As things stand, the NHL is planning to have games resume at some point over the coming weeks. Assuming the regular season continues, there will be plenty of things to watch for over the stretch run. Over the coming weeks, PHR will examine the top stretch run storylines for each team. We continue our look at the Atlantic Division with Montreal.
After narrowly missing out of the playoffs a year ago, the Canadiens chose to bring back virtually the same roster in 2019-20 and the results haven’t been as good. As this point, their only playoff chances are if the NHL opts to go with an expanded field over resuming the regular season. Nevertheless, there are a few players in particular to watch for if games resumed and they headline Montreal’s stretch run storylines.
The Canadiens have been seeking a legitimate backup goaltender behind Carey Price for a long time now. In recent years, they’ve used Al Montoya, Antti Niemi, and Keith Kinkaid with the results largely being underwhelming. Throughout that time, they’ve had Charlie Lindgren in the fold but other than as an injury recall, he has rarely had the opportunity to establish himself as someone that could legitimately serve as the number two option over a full season.

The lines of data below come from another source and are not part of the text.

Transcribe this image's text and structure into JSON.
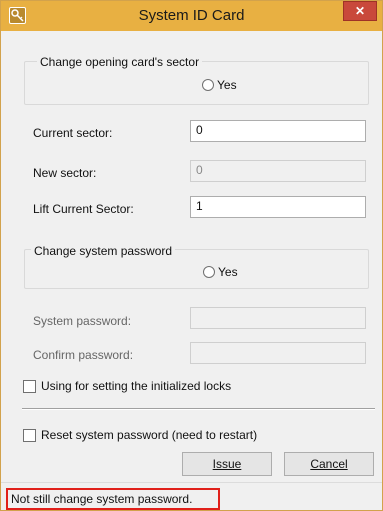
{
  "window": {
    "title": "System ID Card",
    "close_glyph": "✕",
    "app_icon": "key-icon"
  },
  "sector_group": {
    "title": "Change opening card's sector",
    "radio_label": "Yes"
  },
  "sector_fields": {
    "current_label": "Current sector:",
    "current_value": "0",
    "new_label": "New sector:",
    "new_value": "0",
    "lift_label": "Lift Current Sector:",
    "lift_value": "1"
  },
  "password_group": {
    "title": "Change system password",
    "radio_label": "Yes"
  },
  "password_fields": {
    "system_label": "System password:",
    "system_value": "",
    "confirm_label": "Confirm password:",
    "confirm_value": ""
  },
  "checkboxes": {
    "init_locks_label": "Using for setting the initialized locks",
    "reset_label": "Reset system password (need to restart)"
  },
  "buttons": {
    "issue_label": "Issue",
    "cancel_label": "Cancel"
  },
  "status": {
    "message": "Not still change system password.",
    "highlight_color": "#e0201a"
  },
  "colors": {
    "titlebar": "#e8b042",
    "close": "#c9483b"
  }
}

Just prior to the shutdown, Lindgren had played in a couple of games and it looked as if he was going to have a chance at regular playing time over the final month of the season. If play resumes, he should get that opportunity.
From his perspective, at 26, he’s nearing the point of being labelled a career third stringer if he doesn’t prove himself in the NHL soon. From Montreal’s point of view, they need to see if he can be counted on for next season. If not, they’ll be among the teams going after someone in free agency and with Seattle’s expansion draft on the horizon, they may have to commit a two-year deal to whoever they get which would be a big blow to Lindgren’s NHL aspirations. If the NHL returns to regular season play, how he fares in his remaining games (as limited a sample as it may be) could very well determine his future with the team and potentially around the league.
Domi’s Next Deal
Max Domi’s first year with the Canadiens was impressive. He blew past his career highs with 28 goals and 44 assists while adapting to play center on a full-time basis. Heading into 2019-20, both Domi and Montreal were hoping for a repeat performance, one that would have solidified a long-term contract as a restricted free agent in the summer.
But that hasn’t happened. Instead, it has been a roller coaster year and the numbers haven’t been anywhere near as good. He set a franchise record with a six-game road goal streak but he only has 11 other goals outside of that stretch. His assist total (27) is comparable to that of his time with the Coyotes which, while not terrible, is not long-term contract material either. The team has experimented with moving him back to the wing to try to get him going and when that didn’t work, they moved him back down the middle but dropped him to the third line.
That’s not the type of platform year he was hoping for. All of a sudden, a shorter-term deal is looking more realistic but a strong stretch run could certainly bolster his leverage as Domi is eligible for arbitration. It was only a year ago that Domi looked like a core player in Montreal but that could be changing.
Which Version Of Drouin?
One of GM Marc Bergevin’s reasons for keeping the team largely intact from last year was the hopes that some of his younger players would show signs of improvement. Number one on that list was Jonathan Drouin. While he’s in his sixth year in the league, he only turned 25 last week and after a disappointing season, it was understandable to think he might yet have another gear.
In the early going of 2019-20, he looked like he was indeed taking that next step as he collected 15 points in the first 17 games of the season. But things went downhill from there. He was injured about a week after that hot stretch and the ensuing wrist surgery kept him out for the better part of three months. After returning to action, a lingering ankle issue hampered him considerably and he was held off the scoresheet before being taken out of the lineup in late February.
The first version of Drouin from this season was a core player while the other version is a player that a team would have to provide extra incentive to take on. Now that the ankle issue has healed, the Canadiens would certainly like to see if Drouin can get back to his early season form if games resume. If things don’t go well, it’s a hole in their lineup that they may have to add to their offseason shopping list to try to improve upon.
Photo courtesy of USA Today Sports Images.